Boehner and the Bunker Mentality
As his troops forsake their August recess this week to raise Cain over gas prices, their No. 1 campaign issue, House Minority Leader John A. Boehner (R-Ohio) has been home tending to his golf game and his fundraising.
Every day this week, rank-and-file Republicans have staged "shadow session" protests on the House floor over the Democrats' decision to adjourn Congress on Aug. 1 for a five-week recess without passing energy legislation. Officially, according to his office, Boehner is back in Ohio raising money for his political action committee, the Freedom Project.
But Boehner also found time to squeeze in a couple of rounds of golf. Boehner, a 7.6 handicap, reported to a U.S. Golf Association Web site that he shot an 85 at his home course, Wetherington Golf & Country Club in West Chester, Ohio. It is unclear based on the site exactly when the round was played. Boehner spokesman Michael Steel said he was confident that the congressman played "over the weekend" -- and not during the energy protests on the House floor.

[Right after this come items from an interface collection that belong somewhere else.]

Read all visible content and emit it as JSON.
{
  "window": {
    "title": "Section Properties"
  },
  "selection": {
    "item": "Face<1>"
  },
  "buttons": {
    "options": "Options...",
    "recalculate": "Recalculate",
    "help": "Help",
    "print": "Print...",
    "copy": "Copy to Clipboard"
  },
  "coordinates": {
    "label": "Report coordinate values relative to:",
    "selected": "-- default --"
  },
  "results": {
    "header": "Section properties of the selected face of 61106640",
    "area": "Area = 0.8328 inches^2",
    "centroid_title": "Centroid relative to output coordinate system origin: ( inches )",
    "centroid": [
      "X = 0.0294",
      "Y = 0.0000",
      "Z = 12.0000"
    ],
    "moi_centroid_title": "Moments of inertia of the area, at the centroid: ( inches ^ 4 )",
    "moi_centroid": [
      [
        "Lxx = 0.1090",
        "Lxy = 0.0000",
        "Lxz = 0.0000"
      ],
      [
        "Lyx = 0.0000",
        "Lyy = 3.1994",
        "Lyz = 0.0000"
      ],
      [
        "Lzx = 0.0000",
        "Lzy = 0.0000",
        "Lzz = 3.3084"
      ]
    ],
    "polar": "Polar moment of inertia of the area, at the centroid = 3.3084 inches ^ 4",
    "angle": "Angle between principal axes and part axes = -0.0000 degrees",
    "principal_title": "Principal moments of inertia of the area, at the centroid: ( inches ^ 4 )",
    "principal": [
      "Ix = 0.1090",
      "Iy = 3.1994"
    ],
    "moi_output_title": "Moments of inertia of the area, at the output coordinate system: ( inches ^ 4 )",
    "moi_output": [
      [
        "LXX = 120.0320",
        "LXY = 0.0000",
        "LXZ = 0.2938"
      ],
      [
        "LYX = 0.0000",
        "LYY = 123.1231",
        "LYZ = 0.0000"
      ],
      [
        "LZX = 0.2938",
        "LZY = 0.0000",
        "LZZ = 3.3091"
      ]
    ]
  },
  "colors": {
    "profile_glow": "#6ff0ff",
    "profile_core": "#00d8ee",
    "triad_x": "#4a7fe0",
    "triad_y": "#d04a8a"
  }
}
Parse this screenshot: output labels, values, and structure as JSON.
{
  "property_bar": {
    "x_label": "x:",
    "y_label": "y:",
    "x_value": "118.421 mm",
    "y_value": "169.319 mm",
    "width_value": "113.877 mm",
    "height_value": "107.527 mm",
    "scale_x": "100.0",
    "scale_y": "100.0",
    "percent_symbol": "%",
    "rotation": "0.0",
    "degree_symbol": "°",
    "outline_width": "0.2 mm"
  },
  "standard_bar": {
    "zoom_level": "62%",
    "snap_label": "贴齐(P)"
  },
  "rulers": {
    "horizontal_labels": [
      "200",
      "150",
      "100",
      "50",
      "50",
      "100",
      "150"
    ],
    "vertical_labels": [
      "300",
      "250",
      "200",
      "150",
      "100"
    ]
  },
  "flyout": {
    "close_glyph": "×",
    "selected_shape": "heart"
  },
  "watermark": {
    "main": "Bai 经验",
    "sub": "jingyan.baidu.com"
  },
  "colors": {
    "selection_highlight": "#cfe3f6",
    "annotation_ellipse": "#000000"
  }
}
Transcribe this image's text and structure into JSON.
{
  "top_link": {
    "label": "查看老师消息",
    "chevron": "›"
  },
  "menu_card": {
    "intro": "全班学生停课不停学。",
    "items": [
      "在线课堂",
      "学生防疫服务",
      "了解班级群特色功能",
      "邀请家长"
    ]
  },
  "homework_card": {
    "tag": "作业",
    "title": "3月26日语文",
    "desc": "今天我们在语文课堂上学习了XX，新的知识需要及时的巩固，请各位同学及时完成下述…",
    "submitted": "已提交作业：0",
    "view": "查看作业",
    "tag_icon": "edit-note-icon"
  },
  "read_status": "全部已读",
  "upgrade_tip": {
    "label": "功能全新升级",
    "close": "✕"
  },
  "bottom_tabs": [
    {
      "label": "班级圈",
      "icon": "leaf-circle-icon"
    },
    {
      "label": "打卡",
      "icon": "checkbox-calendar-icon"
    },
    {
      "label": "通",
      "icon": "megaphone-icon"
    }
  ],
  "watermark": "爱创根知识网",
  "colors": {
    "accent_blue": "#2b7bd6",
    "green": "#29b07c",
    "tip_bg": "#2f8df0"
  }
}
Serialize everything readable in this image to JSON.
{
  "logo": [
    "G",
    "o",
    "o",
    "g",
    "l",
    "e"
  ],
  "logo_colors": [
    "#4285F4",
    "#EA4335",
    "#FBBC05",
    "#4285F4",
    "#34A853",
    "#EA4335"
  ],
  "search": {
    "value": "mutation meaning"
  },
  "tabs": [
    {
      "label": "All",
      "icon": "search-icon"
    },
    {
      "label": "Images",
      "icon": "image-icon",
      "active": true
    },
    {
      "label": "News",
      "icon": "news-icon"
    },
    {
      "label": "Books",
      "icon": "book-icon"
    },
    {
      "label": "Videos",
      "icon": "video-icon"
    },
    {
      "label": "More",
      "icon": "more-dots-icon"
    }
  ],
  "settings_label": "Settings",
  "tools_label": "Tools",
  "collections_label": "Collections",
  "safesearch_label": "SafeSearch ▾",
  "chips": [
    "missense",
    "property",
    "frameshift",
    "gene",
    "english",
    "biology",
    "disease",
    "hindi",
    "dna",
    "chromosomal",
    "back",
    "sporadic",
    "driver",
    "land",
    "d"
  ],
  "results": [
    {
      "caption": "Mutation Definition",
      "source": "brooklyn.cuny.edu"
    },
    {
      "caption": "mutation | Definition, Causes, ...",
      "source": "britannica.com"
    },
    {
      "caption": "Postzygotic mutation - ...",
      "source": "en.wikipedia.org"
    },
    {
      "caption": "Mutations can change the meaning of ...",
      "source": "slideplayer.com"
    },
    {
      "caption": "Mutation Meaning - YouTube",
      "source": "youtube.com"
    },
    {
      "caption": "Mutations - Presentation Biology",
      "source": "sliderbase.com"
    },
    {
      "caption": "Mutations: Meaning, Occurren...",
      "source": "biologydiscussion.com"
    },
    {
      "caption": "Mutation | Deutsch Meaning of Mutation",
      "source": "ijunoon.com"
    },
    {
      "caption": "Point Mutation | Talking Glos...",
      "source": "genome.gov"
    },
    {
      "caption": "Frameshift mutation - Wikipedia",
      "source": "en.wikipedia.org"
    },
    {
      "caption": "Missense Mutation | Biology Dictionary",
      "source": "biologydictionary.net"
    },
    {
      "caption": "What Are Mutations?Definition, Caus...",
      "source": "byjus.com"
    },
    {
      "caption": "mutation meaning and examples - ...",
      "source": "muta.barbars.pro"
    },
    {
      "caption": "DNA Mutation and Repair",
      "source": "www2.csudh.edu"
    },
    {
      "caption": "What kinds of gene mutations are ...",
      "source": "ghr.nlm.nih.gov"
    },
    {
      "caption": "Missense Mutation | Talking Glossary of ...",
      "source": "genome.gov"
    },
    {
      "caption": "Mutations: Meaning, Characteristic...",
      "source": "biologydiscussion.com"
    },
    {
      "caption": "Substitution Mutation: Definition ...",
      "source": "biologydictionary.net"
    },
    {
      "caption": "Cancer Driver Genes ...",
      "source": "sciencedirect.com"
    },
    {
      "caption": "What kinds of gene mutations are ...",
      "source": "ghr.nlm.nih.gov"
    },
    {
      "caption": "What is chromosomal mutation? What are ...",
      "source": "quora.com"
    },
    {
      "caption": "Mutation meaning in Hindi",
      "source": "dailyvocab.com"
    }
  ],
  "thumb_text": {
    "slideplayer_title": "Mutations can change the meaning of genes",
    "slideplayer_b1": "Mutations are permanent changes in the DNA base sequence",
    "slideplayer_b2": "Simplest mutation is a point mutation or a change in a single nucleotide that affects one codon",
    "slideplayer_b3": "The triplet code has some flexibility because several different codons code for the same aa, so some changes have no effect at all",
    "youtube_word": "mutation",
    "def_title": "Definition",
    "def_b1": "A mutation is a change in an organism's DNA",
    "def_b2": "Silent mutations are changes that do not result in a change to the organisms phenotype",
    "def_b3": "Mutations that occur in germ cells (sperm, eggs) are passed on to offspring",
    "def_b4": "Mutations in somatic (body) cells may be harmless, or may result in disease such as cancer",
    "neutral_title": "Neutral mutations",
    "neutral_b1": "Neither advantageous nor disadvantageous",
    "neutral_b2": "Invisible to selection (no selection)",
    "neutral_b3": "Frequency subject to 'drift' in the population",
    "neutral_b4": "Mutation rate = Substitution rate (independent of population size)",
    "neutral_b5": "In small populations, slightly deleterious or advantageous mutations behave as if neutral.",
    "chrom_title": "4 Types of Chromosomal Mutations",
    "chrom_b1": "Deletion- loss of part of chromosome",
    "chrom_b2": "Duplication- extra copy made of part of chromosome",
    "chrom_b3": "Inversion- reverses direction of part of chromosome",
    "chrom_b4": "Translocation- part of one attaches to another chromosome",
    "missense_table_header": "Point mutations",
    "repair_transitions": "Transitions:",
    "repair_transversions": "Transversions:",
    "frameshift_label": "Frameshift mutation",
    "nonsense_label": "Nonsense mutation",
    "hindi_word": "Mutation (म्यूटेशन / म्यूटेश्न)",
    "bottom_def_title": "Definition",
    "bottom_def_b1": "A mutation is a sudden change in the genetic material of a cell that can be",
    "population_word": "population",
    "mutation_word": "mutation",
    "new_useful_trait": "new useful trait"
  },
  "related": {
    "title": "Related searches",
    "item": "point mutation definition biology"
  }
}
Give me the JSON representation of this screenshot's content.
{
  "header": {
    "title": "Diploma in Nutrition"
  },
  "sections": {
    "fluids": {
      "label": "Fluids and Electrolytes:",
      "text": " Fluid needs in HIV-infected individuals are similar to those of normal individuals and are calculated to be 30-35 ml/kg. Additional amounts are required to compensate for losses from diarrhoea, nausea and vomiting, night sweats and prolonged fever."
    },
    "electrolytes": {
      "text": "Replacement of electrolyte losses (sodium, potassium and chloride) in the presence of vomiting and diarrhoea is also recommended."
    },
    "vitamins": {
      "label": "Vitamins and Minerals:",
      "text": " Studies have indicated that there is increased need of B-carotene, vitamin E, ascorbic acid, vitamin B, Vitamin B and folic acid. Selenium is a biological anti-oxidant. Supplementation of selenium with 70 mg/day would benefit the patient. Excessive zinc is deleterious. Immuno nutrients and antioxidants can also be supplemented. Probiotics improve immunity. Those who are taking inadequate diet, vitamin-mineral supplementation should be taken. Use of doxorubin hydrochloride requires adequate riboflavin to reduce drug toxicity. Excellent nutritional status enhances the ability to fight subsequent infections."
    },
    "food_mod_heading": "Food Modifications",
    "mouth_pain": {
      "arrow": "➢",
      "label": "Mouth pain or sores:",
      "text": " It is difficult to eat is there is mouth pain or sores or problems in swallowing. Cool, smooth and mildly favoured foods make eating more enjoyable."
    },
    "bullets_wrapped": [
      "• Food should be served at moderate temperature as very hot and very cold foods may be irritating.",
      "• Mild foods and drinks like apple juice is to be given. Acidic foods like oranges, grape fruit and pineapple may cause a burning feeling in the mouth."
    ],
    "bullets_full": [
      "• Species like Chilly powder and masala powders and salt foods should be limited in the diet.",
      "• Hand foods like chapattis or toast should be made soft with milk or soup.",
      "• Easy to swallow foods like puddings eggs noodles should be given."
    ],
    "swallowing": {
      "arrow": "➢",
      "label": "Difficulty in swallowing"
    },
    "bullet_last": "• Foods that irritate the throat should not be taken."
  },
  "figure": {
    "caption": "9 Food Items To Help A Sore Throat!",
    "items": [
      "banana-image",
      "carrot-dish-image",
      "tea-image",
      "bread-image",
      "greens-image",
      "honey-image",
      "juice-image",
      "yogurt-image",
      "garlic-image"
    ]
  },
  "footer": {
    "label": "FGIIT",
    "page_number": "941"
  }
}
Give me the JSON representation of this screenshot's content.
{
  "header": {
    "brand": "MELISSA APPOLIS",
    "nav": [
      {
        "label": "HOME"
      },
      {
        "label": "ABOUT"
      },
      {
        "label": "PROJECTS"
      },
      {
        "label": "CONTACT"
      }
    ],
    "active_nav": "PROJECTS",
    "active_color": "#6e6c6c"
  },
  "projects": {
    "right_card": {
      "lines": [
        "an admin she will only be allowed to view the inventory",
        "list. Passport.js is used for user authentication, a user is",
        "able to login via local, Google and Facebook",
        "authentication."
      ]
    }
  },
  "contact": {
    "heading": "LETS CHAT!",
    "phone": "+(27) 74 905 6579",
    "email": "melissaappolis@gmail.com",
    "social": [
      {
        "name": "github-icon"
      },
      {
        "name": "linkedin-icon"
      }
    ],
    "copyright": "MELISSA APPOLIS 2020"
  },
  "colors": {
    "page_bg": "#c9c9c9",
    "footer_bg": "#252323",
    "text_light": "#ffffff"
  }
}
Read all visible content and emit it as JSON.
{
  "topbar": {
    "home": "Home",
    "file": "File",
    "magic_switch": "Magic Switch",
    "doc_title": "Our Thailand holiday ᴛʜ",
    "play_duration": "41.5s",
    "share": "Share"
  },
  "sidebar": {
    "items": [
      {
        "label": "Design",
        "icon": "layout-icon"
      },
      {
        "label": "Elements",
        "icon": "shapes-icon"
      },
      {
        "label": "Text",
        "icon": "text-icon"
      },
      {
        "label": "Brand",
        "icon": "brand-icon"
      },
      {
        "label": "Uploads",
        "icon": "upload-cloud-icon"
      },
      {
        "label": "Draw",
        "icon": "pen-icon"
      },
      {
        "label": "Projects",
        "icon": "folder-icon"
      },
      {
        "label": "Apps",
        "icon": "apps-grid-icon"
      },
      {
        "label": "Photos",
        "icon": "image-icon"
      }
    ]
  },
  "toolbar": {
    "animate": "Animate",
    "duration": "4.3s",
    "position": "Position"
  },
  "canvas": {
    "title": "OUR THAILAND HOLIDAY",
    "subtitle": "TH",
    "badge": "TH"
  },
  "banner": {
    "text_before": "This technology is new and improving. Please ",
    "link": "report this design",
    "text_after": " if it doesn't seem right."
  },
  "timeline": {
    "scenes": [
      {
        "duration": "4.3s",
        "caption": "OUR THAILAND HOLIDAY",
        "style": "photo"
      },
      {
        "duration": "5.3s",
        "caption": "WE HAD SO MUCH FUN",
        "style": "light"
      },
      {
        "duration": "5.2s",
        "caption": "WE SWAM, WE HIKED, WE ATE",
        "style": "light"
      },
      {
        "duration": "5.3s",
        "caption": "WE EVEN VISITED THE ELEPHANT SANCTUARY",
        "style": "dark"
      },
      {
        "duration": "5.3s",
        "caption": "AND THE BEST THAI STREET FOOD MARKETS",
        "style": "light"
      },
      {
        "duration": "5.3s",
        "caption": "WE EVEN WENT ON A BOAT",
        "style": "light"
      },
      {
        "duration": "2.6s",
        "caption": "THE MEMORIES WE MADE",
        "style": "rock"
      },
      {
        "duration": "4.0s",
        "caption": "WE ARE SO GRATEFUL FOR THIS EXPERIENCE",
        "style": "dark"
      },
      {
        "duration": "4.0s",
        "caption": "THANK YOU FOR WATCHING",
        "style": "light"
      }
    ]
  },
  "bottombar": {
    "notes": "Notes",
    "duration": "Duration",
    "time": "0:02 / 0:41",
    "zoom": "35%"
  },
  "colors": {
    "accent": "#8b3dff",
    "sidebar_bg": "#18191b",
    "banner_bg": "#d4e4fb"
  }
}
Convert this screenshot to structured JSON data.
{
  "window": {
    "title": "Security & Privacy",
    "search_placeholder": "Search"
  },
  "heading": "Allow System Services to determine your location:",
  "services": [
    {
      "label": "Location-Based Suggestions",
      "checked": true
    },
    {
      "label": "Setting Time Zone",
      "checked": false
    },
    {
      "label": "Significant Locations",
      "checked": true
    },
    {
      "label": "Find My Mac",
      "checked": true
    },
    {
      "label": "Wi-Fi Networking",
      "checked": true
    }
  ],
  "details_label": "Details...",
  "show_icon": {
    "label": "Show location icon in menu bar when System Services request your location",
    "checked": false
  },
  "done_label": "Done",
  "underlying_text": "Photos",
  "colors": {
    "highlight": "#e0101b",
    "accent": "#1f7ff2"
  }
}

Boehner was also spotted Tuesday at the lovely Muirfield Village Golf Club in Dublin, Ohio, which was designed by Jack Nicklaus and is home to the Golden Bear's Memorial tournament, a mainstay of the PGA Tour. Boehner was there for an annual Freedom Project fundraiser and golf tournament. "Canceling it would have cost tens of thousands of dollars for Republican candidates across the country," Steel told washingtonpost.com's Ben Pershing, who first reported Boehner's golf activities on the Capitol Briefing blog.
While we don't know what Boehner shot on the Nicklaus course, Steel said the congressman has generally cut down on golf this year because of back trouble. The stats bear that out, as Boehner's scores, assuming he reports them all, show that he played just twice this year before this week.
He's expected back in the Capitol tomorrow for what may be the final day of the House floor protests by the Republicans.
Down-Ticket Celebrity Attack
If John McCain is wondering whether attacking celebrity is a good tactic, he might want to take note of what happened to the Republican running for the open seat in New Mexico's 1st Congressional District when he literally got tough with a big name.
The GOP candidate, Bernalillo County Sheriff Darren P. White, is being sued by auto-racing legend Al Unser Sr. The four-time Indianapolis 500 winner says that White's deputies unduly roughed him up during an arrest two years ago after he was pulled over on -- of all streets -- Unser Boulevard. A jury acquitted Unser two years ago, but his new civil lawsuit alleges that White and his deputies used excessive force and violated his civil rights.
The bad luck doesn't stop there for White, 45, who faces Democrat Martin Heinrich in November in the open race to succeed Rep. Heather A. Wilson (R-N.M.), who's running for the Senate.
White was hospitalized last week after he injured his back while working out -- the same part of his back that he hurt on a motorcycle in 1991 and again on a bicycle in 1998.
White campaign spokesman Stephen Schatz tells us he hopes the bad luck is a thing of the past: "Every day it's a new day, and with every new day there's a new opportunity."
Just days before the start of the Beijing Olympics, former Olympian Jim Ryun once again received a silver medal. Ryun, the former congressman who placed second in the 1,500 meters at the 1968 Olympics, lost his bid for the GOP nomination Tuesday to Kansas's state treasurer, Lynn Jenkins. Jenkins now faces freshman Rep. Nancy Boyda (D-Kan.) in the general election.